(Source records)
=== Section Start ===

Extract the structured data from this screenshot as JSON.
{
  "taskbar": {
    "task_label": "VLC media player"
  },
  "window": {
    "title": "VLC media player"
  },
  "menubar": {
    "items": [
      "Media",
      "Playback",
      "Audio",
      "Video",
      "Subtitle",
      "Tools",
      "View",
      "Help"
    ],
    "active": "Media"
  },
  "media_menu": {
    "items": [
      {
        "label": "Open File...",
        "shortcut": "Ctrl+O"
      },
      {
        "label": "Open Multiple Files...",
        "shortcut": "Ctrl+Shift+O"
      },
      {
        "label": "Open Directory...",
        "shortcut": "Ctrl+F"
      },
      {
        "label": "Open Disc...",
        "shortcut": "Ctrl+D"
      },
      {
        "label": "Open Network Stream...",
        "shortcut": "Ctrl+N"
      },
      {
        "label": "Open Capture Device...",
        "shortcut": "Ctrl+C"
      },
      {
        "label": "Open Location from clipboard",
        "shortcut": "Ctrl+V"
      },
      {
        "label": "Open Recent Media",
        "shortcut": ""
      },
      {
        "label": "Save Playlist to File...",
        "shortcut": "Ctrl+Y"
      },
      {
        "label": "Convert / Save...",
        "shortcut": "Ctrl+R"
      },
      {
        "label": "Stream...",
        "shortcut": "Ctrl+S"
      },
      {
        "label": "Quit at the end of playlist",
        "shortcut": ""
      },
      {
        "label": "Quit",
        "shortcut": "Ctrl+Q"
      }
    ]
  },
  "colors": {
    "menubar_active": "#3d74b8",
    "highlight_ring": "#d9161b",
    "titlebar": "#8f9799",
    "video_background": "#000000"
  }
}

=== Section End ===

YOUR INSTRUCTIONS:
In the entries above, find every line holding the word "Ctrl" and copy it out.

OUTPUT OF THE EXERCISE:
        "shortcut": "Ctrl+O"
        "shortcut": "Ctrl+Shift+O"
        "shortcut": "Ctrl+F"
        "shortcut": "Ctrl+D"
        "shortcut": "Ctrl+N"
        "shortcut": "Ctrl+C"
        "shortcut": "Ctrl+V"
        "shortcut": "Ctrl+Y"
        "shortcut": "Ctrl+R"
        "shortcut": "Ctrl+S"
        "shortcut": "Ctrl+Q"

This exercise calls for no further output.